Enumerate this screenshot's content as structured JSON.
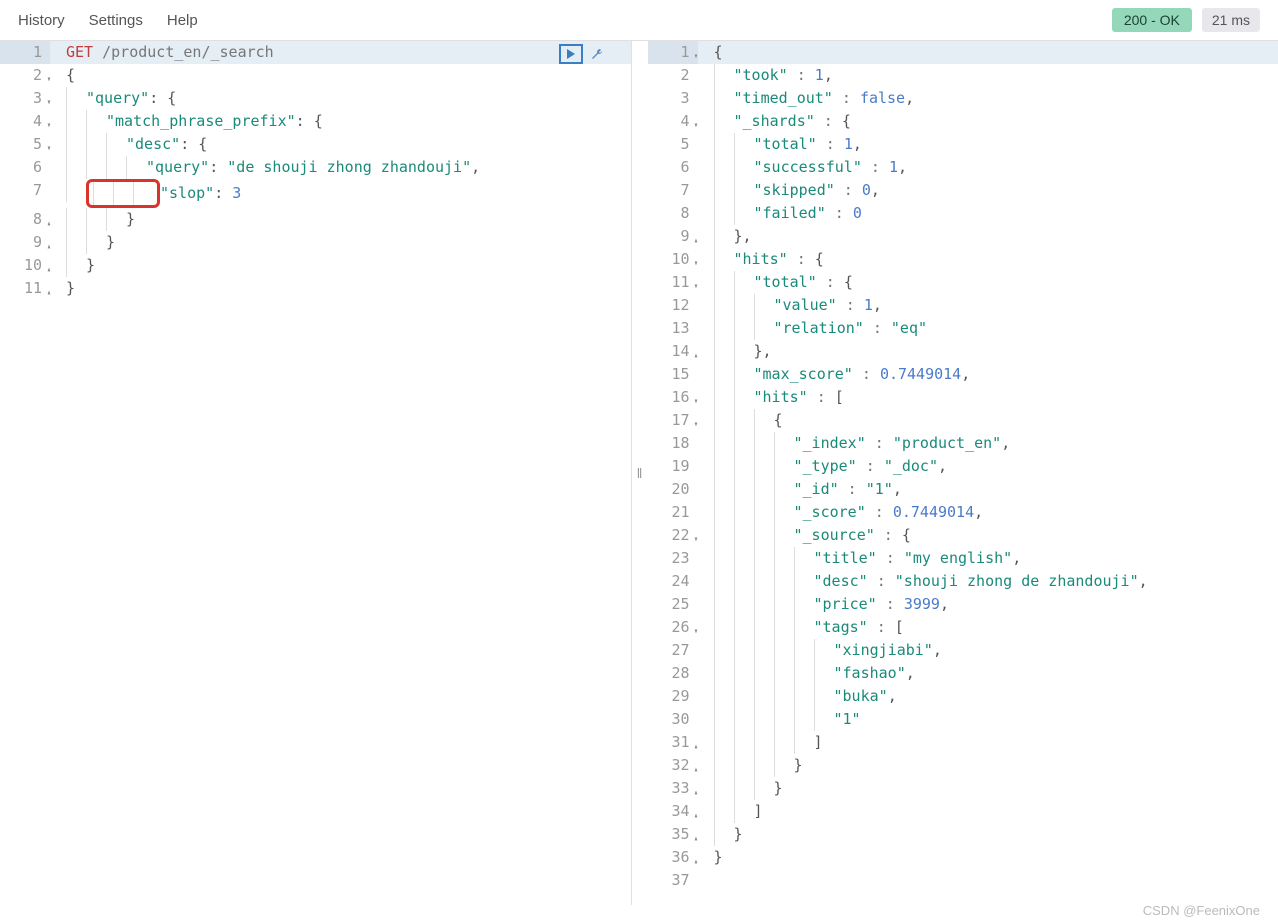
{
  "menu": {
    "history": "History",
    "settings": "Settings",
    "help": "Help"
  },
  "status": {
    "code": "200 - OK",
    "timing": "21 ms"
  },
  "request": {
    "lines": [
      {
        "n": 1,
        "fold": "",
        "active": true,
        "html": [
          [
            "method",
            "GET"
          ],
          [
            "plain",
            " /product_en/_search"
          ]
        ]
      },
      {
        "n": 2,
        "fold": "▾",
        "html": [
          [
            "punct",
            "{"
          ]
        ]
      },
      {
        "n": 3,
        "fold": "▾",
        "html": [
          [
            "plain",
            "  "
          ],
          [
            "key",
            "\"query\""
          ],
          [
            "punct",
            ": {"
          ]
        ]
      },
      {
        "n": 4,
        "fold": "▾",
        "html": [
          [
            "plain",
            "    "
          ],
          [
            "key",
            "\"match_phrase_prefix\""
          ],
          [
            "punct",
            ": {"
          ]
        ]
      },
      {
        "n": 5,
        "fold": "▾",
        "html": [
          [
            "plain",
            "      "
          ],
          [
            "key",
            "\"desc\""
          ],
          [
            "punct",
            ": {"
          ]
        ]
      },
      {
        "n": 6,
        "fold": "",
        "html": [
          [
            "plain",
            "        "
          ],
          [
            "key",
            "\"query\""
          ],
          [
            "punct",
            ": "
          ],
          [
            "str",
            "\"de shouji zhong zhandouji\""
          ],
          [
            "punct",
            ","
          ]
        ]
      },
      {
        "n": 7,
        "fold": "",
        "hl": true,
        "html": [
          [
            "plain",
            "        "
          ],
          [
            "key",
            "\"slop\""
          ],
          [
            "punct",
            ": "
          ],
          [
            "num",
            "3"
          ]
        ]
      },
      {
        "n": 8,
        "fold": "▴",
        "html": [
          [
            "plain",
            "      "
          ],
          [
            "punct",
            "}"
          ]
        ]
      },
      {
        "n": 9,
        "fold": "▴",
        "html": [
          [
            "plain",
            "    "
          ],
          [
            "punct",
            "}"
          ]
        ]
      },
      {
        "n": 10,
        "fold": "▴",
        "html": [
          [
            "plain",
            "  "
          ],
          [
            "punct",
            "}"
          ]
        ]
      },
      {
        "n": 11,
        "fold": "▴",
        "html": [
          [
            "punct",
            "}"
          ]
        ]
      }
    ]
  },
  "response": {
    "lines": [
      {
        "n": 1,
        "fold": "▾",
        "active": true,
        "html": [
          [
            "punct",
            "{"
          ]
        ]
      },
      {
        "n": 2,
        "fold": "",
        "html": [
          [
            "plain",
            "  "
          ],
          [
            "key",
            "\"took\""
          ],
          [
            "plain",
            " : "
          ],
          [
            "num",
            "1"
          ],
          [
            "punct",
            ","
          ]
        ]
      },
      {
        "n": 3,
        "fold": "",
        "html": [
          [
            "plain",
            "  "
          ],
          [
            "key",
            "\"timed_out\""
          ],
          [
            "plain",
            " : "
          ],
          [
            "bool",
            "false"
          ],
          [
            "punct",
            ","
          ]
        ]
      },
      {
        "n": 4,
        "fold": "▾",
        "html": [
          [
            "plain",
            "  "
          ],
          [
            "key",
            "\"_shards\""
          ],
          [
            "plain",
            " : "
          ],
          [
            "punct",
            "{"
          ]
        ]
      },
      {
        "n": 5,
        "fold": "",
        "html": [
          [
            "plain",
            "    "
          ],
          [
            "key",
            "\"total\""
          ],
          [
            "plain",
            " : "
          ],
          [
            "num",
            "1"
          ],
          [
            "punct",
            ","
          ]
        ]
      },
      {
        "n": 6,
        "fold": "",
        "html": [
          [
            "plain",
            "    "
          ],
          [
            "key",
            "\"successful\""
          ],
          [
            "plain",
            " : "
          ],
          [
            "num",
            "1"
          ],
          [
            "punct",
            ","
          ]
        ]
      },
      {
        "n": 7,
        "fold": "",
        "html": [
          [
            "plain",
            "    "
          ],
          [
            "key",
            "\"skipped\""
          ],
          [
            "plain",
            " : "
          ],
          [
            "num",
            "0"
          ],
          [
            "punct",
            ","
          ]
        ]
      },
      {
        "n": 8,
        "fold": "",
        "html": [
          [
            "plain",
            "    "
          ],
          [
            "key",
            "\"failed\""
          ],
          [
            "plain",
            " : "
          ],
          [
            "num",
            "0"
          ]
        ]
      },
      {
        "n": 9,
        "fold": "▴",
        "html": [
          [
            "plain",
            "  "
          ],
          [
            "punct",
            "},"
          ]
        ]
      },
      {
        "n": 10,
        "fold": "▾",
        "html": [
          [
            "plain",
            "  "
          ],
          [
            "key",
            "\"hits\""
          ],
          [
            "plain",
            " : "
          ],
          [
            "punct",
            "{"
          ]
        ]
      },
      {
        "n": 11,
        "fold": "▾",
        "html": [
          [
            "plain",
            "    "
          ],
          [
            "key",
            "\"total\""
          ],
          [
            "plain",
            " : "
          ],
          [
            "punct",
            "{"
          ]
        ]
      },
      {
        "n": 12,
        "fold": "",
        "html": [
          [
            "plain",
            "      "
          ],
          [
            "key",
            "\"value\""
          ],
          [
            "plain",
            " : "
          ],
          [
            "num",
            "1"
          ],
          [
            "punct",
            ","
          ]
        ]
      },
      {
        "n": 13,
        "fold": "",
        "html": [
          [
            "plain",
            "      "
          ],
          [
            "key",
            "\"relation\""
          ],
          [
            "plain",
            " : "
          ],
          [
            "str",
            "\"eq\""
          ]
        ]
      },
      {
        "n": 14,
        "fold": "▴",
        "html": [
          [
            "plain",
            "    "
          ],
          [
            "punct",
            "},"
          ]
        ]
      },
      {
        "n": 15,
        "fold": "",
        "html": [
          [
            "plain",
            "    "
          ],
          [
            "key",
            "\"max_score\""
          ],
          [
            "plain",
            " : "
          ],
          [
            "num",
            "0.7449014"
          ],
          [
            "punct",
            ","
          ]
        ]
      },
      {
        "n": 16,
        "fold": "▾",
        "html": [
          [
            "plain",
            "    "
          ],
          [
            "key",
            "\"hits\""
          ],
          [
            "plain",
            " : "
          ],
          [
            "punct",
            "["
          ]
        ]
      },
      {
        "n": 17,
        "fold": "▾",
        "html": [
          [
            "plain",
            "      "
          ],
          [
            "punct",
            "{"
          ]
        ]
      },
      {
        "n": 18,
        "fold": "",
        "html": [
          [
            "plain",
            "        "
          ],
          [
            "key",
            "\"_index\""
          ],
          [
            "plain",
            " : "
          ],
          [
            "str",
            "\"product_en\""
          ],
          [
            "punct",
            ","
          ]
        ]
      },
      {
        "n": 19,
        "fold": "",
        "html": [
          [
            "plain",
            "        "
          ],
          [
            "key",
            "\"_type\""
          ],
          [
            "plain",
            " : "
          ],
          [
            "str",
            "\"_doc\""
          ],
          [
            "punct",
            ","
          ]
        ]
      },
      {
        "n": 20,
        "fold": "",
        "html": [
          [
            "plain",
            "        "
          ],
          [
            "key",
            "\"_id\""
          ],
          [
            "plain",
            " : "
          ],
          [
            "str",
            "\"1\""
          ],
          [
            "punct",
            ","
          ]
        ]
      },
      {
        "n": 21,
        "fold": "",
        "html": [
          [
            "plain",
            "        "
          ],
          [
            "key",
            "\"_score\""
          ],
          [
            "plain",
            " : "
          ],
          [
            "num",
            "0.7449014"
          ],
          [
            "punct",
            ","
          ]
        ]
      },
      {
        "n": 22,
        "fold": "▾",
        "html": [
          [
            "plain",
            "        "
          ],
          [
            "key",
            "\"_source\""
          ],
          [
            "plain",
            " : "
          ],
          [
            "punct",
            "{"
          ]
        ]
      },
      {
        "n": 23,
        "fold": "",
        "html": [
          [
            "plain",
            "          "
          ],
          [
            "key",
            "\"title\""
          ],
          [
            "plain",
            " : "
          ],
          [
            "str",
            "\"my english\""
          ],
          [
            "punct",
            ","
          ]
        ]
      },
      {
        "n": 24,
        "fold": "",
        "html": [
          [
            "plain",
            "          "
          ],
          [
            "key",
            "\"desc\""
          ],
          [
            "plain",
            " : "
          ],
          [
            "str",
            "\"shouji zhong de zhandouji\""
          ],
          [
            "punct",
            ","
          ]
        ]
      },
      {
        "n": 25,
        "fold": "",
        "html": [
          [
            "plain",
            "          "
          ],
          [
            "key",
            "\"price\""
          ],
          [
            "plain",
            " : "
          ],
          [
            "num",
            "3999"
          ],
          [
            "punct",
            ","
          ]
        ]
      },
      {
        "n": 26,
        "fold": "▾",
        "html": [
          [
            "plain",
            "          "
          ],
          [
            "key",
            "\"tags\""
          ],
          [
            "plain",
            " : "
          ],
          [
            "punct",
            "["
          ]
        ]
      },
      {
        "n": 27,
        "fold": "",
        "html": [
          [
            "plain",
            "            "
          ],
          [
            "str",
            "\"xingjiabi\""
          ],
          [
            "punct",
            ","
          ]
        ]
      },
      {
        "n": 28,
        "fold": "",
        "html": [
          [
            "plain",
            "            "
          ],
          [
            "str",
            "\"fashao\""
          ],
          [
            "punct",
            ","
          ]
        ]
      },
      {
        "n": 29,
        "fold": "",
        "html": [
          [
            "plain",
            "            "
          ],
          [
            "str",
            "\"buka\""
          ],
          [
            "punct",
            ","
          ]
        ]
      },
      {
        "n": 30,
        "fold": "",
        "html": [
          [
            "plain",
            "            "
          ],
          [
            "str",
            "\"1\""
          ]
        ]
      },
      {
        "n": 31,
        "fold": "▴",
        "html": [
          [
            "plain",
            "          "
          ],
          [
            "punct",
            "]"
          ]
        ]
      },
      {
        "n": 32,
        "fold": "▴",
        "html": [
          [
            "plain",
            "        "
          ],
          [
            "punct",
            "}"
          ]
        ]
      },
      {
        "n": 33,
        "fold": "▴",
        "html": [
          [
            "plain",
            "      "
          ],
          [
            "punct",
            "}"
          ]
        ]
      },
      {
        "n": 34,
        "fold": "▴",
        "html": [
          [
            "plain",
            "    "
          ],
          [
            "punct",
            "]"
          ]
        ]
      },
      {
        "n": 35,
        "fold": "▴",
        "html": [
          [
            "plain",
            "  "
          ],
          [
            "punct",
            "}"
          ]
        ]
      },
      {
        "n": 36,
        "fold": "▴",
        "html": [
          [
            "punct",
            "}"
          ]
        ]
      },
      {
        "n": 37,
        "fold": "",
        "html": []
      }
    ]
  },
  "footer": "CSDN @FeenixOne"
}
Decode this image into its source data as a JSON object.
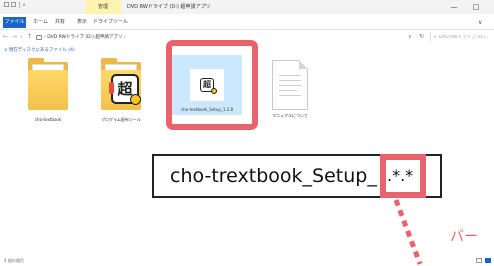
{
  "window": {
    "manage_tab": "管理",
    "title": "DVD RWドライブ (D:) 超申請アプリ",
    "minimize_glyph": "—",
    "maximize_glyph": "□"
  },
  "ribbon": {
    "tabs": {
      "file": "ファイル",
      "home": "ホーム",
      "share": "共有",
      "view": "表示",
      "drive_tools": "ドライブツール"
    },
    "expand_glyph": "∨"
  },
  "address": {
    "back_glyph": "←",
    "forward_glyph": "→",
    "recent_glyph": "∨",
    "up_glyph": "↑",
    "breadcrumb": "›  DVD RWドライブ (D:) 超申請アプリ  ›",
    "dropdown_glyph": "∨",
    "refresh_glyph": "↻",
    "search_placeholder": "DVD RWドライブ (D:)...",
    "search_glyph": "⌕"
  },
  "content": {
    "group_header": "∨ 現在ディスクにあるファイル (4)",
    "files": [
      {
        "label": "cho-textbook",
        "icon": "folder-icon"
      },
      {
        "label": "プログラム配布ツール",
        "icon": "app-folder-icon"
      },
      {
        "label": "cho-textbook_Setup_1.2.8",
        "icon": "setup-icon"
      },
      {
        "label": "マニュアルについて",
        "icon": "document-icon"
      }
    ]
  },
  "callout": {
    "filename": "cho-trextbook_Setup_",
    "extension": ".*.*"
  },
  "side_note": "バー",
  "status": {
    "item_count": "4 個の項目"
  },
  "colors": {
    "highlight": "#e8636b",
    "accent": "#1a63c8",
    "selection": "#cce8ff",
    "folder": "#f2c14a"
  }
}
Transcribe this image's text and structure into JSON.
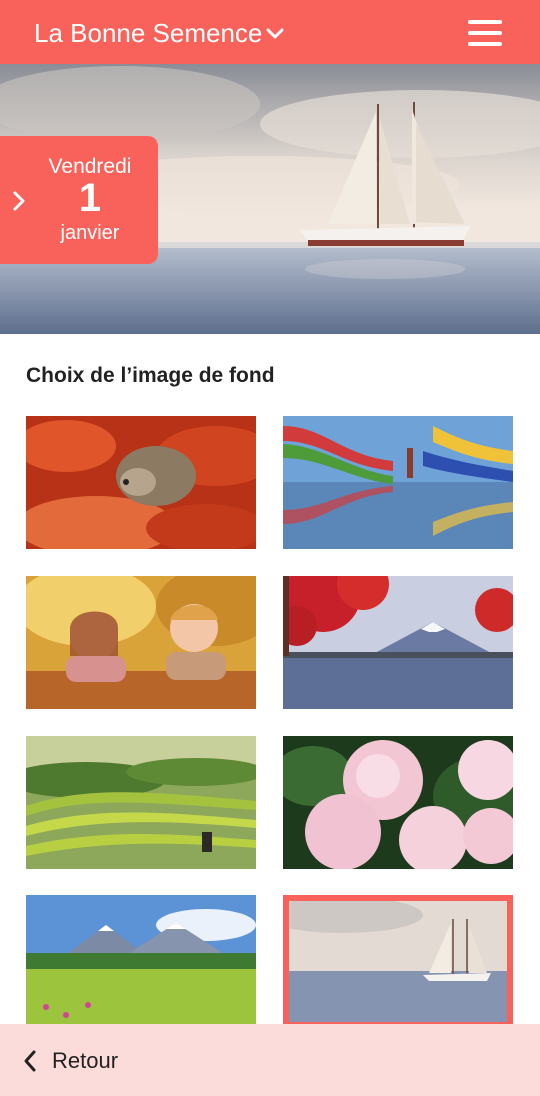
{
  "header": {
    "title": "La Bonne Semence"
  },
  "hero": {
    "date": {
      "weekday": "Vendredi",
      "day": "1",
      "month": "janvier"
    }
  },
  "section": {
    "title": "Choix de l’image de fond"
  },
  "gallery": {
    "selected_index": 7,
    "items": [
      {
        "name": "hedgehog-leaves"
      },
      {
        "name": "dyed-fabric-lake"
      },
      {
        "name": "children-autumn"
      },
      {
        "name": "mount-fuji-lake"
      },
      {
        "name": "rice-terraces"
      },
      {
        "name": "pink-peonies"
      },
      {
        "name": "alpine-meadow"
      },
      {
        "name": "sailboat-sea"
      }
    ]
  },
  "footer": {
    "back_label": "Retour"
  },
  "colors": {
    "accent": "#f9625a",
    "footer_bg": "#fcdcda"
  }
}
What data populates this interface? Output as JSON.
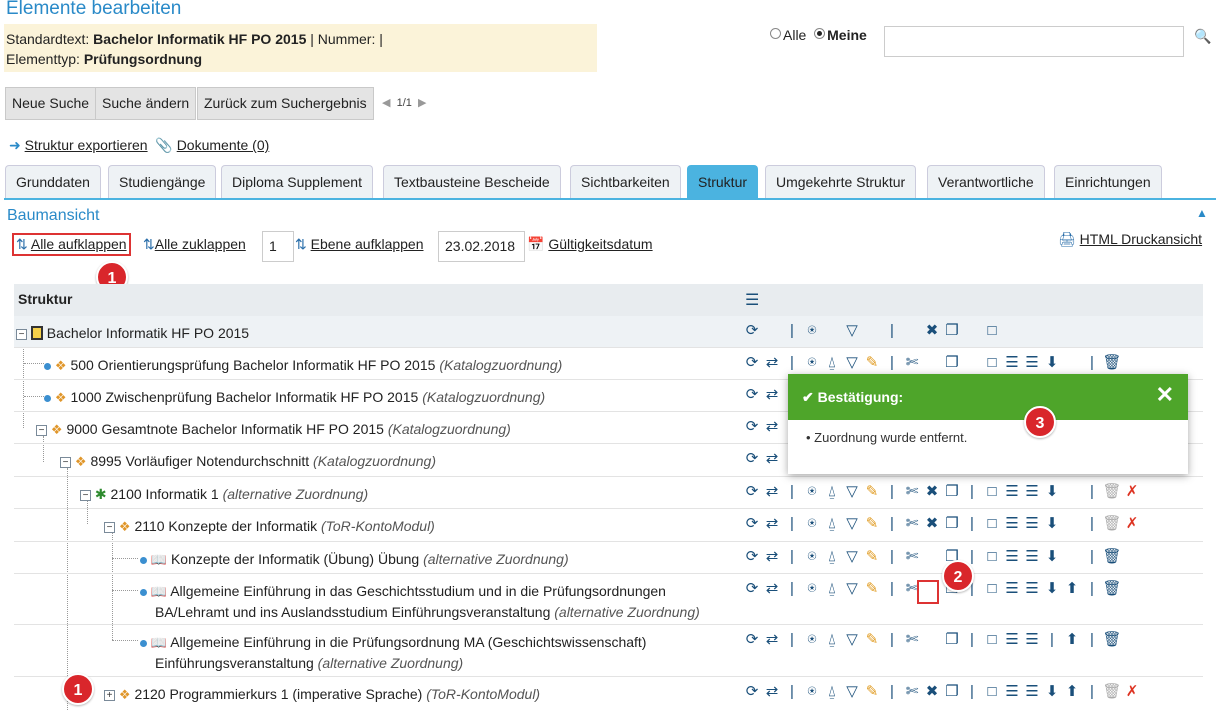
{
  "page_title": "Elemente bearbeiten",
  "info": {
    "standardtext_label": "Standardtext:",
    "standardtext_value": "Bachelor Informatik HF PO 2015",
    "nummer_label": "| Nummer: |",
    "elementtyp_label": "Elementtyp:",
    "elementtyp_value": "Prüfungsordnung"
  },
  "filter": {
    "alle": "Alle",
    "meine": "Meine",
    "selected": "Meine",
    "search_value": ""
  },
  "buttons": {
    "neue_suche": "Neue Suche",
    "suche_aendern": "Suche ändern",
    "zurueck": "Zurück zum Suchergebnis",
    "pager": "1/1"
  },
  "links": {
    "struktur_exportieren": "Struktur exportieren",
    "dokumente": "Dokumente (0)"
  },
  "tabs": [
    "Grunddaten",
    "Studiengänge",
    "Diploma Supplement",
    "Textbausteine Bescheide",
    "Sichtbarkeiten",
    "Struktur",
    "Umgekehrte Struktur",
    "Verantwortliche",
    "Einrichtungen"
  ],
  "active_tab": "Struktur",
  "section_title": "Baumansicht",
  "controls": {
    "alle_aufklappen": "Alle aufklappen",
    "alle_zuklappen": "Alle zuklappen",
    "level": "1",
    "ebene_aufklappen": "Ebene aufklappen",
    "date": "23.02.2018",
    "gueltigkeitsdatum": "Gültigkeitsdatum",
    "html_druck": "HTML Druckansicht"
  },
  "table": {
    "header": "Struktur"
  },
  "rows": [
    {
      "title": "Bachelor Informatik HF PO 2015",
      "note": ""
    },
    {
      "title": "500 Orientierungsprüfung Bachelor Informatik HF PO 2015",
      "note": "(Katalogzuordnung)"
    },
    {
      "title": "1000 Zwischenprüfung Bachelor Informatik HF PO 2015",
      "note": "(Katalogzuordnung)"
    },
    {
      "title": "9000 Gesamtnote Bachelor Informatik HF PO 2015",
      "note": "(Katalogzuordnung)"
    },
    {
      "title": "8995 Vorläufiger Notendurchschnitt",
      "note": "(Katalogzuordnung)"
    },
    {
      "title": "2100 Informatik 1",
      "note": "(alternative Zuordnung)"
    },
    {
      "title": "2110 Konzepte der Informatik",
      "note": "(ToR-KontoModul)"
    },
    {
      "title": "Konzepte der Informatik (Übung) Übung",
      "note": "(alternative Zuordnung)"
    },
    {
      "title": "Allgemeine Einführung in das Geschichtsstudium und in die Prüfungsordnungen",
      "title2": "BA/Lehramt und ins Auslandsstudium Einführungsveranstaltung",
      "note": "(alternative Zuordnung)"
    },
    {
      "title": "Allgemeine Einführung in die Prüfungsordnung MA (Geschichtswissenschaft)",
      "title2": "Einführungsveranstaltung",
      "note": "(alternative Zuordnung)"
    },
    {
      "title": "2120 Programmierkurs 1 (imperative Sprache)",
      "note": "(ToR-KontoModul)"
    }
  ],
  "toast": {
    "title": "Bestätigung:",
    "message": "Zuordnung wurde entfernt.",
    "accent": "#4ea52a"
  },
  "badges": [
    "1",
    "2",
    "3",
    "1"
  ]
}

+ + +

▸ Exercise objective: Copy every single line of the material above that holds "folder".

▸ Result of this task:
        "icon": "folder-icon"
        "icon": "app-folder-icon"
    "folder": "#f2c14a"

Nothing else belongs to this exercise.